Instructions for Writing Journals/Response Papers:
Please type and double-space all journals. Minimum length is one page (two pages for scholars). You do not need to use MLA format, but observe all grammatical rules and avoid all mechanical errors; that means that you have to reread and proof your papers (if I see too many errors, I will return them to you and you will get no credit).
The Journal should be a response to your readings; they are less formal than essays, but they still contain some structure. Somewhere in your introduction, you should mention the title, author, and publication date of the text you have read. Then you should give a brief (very brief, no more than 3-4 sentences) summary. The rest of your paper should be an analysis of something in the text that struck you as noteworthy, interesting, puzzling, or strange.
If you are responding to more than one text, you should be sure to have understood each text individually, and then relate them to each other.
The best way to keep on track with both your reading and the responses (and your discussions as well) is to always annotate your text and immediately jot down your ideas and opinions that come up while you read.
Below is Duke University’s suggestions on how to write a successful Journal/Response Paper (Writing Studio. http://uwp.aas.duke.edu/wstudio):
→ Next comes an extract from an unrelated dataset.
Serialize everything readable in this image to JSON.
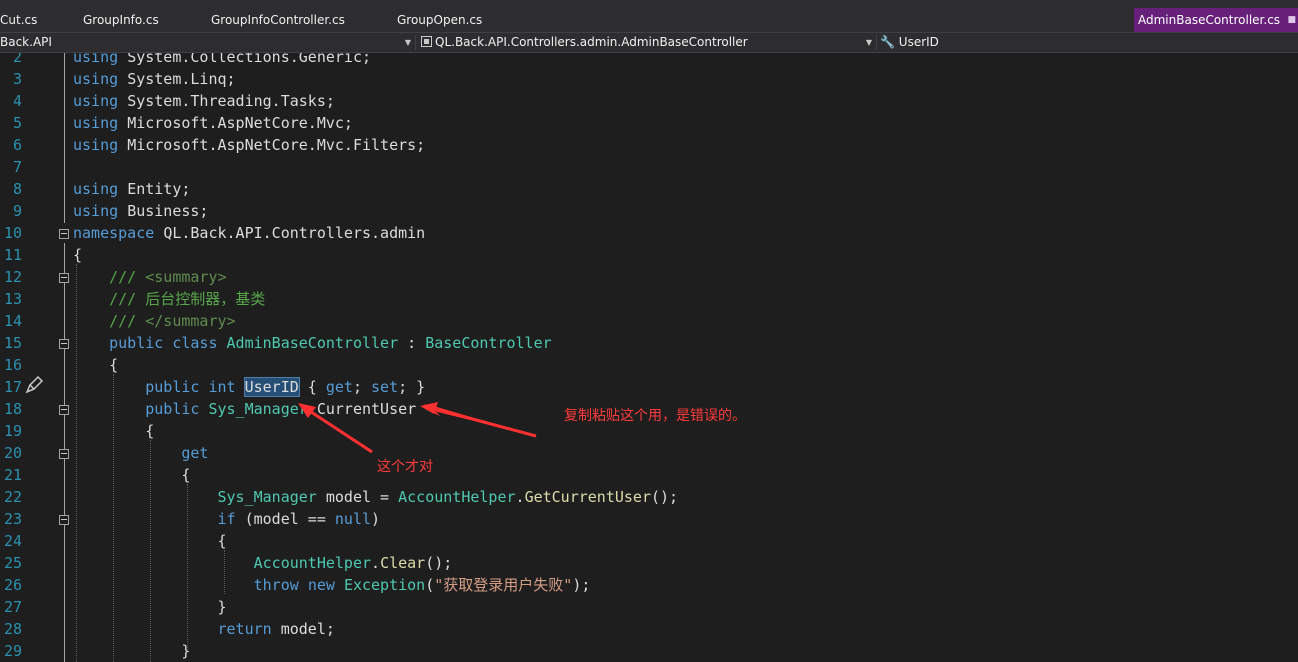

Writing good response papers is more demanding than it might appear at first. It is not simply a matter of reading the text, understanding it, and expressing an opinion about it. You must allow your self enough time to be clear about what each text says and how the texts relate to one another. In other words, response papers require you